"I think the population is losing half of the human brain power by not encouraging women to go into the sciences. Women can do great things if they are encouraged to do so."

Award-winning Structural Engineer Ada Yoneth, one of the few women to have a Nobel Prize

Marie Curie: An Original STEM Gem

Maria Skłodowska or as we know her, Marie Curie, was born in Warsaw in 1867. A woman of many “firsts,” Marie Curie is the perfect role model for young women everywhere. She was the first female to win a Nobel, the first person and only woman to ever win twice, the only person to win a Nobel in two different sciences, the first female professor at the University of Paris, and the matriarch of the Curie family legacy of five Nobels in total.

The Marie Curie Alumni Association is bringing Marie’s story to the world with the release of the fully illustrated children’s book, Marie Curie and the Power of Persistence.

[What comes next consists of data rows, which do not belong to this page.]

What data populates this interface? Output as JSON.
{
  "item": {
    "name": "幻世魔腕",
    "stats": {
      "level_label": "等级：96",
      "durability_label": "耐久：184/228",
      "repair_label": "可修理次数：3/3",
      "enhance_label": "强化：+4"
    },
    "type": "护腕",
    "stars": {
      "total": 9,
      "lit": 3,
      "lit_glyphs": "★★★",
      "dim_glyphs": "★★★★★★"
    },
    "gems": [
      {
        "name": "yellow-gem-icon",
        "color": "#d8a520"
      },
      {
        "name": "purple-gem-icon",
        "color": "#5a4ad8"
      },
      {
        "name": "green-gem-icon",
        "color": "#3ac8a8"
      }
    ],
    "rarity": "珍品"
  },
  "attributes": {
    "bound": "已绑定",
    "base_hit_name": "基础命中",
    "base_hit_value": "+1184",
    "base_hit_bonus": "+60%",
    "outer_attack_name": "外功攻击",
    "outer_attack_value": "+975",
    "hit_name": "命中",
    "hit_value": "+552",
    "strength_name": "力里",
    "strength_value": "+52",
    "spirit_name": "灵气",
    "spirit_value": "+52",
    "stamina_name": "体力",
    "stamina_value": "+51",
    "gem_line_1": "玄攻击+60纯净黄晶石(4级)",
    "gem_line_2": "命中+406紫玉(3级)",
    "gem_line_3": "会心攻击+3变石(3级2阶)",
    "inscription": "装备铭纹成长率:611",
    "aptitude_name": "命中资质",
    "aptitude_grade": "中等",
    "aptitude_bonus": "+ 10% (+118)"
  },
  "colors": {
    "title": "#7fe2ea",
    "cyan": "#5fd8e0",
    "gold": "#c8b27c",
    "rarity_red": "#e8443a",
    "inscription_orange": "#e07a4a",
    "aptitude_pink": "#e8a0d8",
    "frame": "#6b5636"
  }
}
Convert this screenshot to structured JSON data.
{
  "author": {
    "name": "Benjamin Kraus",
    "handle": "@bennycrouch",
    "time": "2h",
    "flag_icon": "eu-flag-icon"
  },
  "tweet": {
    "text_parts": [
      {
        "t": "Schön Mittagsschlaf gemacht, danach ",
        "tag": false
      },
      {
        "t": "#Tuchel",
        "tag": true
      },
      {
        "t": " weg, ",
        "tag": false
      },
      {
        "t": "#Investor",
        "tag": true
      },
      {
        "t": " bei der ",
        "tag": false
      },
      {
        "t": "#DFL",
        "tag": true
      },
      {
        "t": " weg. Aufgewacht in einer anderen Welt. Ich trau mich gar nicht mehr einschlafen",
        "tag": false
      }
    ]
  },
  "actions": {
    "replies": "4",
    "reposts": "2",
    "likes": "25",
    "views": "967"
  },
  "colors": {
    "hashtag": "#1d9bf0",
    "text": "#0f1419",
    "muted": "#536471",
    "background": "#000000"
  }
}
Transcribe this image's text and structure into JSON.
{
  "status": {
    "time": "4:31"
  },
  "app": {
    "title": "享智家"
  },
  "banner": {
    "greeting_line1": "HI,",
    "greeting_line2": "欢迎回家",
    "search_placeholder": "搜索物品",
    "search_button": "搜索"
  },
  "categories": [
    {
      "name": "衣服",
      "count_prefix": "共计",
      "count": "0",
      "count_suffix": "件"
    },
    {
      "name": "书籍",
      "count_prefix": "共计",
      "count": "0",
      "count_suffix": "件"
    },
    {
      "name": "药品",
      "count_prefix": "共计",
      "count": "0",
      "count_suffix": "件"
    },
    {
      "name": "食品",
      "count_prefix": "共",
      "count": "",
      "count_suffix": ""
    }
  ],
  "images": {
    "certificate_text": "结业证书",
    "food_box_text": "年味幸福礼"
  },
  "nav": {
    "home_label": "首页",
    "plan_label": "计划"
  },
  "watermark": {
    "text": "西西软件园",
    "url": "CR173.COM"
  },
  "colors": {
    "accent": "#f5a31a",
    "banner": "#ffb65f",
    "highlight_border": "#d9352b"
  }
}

Who: Marie Curie, born as Maria Skłodowska in Warsaw in 1867, learned how to read and write at an early age. As women were not allowed to attend university, Maria and her sister Bronya had their sights set on Sorbonne University in Paris—the only university to accept women at the time. Maria worked as a governess for years to pay her sister’s way through university, and when it came time to repay the favor, Bronya paid for Maria’s education, and she was on her way.
What: Maria moved to France in 1891 and changed her name to Marie. After only three years, she received her degree in physics. She shared a lab with fellow physicist and future husband, Pierre Curie, and together, they made groundbreaking discoveries.
When: In 1898, the Curies announced their discoveries of two new chemical elements—polonium and radium. In 1903, the Curies and Henri Becquerel shared the Nobel Prize in Physics for their discoveries of spontaneous radioactivity, and Marie became the first female to win a Nobel Prize.
In 1906, shortly after Pierre’s sudden death, Marie became the Professor of General Physics in the Faculty of Sciences at Sorbonne University in Paris, becoming the first woman ever to hold this position.
In 1911, she was awarded the Nobel Prize in Chemistry for her discoveries and advancement of the chemical elements radium and polonium, making her the first person to win two Nobels and the only person to win two Nobels in different sciences.
How: Independence, perseverance and a bit of a rebellious attitude are the timeless and hallmark character traits of STEM Gems worldwide. Fortunately, Marie’s parents were teachers and believed that their daughters should be educated—a belief that went against the cultural belief that women were inferior. 
Why: Despite her discoveries, Marie faced tremendous opposition from her male scientific counterparts in France. She had to overcome great adversity among her peers. Her discoveries led to significant developments in the medical field as Marie and her daughter, Irène, were active in the development and implementation of mobile x-ray units to help the wounded soldiers on the front lines in WWI.
Marie became the head of the International Red Cross’ radiological service, and she trained medical orderlies and doctors in the new techniques. The advancement of X-ray technology is due to her hallmark discoveries and perseverance. 
Why is Marie Curie’s work in the early 1900’s so important today? Marie’s story is inspiring to young women everywhere as they face their own adversity and challenges in society, school, and the workplace. Marie Curie was an original STEM Gem before STEM was even an acronym. Her pioneering path in physics and chemistry while defying her society’s view of women and mothers is motivation to women everywhere—never give up no matter what the odds.

A beautifully illustrated book Marie Curie and the Power of Persistence encourages future STEM Gems to recognize the superhero strength within us all—persistence. Order the book today and allow Marie Curie to inspire you to persist through any adversity you may encounter in life.

By | 2017-05-25T19:03:16+00:00 May 25th, 2017|Categories: Science|

21% of girls say their parents have encouraged them to be an actress, while 10% of girls say their parents have encouraged them to think about an engineering career.

Source: Harris Interactive for the American Society for Quality